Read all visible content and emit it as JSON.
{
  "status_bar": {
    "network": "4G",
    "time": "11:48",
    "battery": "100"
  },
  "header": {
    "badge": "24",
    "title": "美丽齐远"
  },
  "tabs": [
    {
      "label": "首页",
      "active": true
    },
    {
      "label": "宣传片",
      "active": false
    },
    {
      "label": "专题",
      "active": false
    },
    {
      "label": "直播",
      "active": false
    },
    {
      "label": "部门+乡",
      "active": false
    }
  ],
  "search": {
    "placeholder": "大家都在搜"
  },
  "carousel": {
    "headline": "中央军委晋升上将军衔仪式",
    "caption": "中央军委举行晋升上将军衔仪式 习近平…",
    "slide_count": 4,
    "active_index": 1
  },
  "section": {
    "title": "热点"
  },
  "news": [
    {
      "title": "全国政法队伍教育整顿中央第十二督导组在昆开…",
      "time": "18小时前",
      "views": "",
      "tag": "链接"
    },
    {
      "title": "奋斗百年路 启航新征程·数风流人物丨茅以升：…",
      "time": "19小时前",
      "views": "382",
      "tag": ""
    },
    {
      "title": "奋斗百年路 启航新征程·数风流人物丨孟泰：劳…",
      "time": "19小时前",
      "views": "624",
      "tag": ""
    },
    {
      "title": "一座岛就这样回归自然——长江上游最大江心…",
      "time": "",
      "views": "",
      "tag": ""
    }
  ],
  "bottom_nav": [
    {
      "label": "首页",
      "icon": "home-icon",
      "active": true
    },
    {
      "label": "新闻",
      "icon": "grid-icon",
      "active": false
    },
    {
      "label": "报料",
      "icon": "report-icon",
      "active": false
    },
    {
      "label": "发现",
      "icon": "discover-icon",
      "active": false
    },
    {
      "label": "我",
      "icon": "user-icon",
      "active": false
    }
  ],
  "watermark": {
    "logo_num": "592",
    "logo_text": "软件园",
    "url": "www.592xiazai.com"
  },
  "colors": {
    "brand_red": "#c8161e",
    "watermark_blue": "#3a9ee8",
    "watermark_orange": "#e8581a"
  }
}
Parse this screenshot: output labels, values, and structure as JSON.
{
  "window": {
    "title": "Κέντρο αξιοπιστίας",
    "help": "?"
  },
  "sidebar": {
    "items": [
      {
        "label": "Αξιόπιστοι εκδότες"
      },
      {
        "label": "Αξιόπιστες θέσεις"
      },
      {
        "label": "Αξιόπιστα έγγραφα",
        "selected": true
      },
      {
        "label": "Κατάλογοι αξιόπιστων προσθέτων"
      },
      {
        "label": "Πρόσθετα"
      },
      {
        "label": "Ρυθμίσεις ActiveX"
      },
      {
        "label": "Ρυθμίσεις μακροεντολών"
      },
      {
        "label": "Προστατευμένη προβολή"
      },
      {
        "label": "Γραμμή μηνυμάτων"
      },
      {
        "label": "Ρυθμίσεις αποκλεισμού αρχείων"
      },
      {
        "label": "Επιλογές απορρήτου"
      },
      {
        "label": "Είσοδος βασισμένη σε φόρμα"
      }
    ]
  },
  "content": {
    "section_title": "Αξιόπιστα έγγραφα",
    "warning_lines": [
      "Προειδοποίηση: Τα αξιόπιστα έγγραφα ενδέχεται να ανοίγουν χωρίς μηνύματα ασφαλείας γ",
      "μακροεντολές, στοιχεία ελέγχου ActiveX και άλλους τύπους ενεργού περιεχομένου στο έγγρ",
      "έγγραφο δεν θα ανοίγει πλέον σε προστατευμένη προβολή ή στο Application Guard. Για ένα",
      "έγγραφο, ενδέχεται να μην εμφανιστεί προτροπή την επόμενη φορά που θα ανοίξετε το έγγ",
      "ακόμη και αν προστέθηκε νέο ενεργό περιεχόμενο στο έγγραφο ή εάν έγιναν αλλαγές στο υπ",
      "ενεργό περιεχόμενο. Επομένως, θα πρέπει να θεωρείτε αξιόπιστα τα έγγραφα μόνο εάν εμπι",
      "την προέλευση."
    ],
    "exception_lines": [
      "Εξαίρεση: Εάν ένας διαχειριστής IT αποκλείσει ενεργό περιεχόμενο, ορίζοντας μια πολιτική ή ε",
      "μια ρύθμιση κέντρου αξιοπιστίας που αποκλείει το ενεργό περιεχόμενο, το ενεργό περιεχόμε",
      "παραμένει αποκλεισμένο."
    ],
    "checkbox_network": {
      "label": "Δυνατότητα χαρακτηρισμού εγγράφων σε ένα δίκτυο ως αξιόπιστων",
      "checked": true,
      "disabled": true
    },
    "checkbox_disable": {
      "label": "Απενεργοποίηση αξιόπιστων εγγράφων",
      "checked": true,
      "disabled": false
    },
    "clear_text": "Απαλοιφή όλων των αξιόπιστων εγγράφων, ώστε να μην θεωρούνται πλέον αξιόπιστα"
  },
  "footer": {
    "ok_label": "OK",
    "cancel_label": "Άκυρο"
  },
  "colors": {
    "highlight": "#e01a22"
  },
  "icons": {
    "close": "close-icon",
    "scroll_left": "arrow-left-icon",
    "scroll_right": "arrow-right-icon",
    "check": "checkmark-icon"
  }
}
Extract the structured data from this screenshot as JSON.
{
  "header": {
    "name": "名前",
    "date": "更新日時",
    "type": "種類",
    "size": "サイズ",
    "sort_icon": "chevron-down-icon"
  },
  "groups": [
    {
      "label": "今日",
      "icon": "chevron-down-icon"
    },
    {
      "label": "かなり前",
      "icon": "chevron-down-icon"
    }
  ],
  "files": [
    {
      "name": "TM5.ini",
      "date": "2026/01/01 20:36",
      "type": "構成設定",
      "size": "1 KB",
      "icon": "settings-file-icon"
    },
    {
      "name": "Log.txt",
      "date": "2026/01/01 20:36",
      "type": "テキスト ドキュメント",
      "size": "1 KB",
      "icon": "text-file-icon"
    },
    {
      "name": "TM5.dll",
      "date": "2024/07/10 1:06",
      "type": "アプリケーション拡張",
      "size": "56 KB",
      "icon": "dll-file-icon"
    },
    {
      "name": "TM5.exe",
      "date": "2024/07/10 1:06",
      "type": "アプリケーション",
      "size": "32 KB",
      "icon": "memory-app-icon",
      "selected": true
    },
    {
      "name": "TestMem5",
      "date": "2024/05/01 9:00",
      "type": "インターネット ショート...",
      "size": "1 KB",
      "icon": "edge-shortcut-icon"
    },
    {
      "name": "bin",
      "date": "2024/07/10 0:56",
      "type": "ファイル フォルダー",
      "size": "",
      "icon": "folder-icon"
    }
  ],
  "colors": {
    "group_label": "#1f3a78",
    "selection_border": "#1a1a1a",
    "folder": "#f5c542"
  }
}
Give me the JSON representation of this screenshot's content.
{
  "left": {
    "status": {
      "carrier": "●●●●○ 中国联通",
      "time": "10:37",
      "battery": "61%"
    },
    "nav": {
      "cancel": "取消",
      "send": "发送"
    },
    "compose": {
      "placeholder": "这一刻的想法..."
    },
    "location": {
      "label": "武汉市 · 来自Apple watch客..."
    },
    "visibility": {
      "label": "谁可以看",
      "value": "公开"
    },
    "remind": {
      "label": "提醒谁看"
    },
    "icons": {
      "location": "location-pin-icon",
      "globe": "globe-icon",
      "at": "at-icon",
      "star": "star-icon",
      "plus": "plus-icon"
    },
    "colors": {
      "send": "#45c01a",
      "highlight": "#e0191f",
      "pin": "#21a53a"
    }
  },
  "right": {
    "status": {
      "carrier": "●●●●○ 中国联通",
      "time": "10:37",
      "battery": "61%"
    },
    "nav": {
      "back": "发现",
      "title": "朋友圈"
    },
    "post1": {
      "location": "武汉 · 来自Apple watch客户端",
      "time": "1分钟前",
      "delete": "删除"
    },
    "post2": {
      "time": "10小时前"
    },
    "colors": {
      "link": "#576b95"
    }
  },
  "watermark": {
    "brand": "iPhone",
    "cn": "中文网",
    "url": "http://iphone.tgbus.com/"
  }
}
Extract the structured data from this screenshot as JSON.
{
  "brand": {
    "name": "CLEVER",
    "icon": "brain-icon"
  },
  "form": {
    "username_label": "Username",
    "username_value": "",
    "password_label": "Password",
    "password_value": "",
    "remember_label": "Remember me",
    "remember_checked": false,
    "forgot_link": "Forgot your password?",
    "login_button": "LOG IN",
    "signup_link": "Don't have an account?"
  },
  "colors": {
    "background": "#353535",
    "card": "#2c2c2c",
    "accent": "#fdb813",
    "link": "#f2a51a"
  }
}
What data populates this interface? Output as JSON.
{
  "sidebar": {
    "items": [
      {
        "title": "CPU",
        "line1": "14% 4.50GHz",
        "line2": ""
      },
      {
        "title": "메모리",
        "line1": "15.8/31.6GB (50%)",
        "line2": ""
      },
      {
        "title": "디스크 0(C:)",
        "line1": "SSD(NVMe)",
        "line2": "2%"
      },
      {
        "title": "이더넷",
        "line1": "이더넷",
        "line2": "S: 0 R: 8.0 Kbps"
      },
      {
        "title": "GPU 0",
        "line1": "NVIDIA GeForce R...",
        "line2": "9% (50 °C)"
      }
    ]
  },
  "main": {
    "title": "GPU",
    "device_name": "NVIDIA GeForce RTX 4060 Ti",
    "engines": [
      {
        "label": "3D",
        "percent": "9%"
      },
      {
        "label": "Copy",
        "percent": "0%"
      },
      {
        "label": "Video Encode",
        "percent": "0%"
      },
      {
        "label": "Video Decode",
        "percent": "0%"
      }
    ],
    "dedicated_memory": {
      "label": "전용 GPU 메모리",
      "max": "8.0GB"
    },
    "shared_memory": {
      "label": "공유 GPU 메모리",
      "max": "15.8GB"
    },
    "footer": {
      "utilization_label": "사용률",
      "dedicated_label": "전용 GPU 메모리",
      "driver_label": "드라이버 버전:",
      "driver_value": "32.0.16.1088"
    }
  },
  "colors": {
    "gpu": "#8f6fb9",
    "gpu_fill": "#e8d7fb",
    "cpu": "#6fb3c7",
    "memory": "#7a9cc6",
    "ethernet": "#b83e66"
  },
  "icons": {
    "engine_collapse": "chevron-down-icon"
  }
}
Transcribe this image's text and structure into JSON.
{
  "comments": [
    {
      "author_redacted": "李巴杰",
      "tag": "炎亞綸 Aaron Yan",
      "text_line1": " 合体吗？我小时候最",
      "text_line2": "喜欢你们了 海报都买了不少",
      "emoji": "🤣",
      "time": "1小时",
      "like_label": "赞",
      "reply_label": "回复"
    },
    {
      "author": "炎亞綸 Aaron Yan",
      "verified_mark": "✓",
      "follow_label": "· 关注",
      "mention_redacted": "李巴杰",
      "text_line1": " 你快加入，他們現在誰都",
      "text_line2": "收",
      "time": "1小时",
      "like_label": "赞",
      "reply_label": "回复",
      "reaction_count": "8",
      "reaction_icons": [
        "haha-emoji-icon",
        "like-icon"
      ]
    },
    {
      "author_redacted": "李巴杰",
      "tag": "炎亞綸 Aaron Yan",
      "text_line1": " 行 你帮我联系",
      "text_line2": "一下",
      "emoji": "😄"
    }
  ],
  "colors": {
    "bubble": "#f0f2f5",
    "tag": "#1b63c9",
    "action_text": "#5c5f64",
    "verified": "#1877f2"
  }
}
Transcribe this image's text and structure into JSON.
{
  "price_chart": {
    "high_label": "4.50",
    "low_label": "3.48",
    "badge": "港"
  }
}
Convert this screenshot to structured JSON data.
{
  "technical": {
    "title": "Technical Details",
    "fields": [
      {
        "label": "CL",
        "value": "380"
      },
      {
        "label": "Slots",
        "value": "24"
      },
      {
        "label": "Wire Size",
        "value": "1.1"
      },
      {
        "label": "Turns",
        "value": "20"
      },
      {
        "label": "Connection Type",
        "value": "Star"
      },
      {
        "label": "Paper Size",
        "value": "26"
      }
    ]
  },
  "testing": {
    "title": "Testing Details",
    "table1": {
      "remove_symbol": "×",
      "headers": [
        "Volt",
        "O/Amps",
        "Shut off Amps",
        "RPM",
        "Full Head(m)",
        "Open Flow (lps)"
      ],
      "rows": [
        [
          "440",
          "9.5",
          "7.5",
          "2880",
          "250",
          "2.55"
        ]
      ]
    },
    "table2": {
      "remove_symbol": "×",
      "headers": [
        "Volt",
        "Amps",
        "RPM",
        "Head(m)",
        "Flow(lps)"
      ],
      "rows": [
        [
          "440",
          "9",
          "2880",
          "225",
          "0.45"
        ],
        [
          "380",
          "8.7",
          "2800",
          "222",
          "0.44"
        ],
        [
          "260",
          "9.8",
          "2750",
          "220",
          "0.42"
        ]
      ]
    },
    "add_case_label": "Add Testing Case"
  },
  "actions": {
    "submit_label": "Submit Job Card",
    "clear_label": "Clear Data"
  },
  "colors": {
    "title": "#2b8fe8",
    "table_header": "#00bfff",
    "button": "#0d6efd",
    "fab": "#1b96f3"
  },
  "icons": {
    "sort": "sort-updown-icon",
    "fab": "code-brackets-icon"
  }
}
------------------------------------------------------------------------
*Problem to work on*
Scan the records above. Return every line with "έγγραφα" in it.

*Exercise output*
        "label": "Αξιόπιστα έγγραφα",
    "section_title": "Αξιόπιστα έγγραφα",
      "Προειδοποίηση: Τα αξιόπιστα έγγραφα ενδέχεται να ανοίγουν χωρίς μηνύματα ασφαλείας γ",
      "ενεργό περιεχόμενο. Επομένως, θα πρέπει να θεωρείτε αξιόπιστα τα έγγραφα μόνο εάν εμπι",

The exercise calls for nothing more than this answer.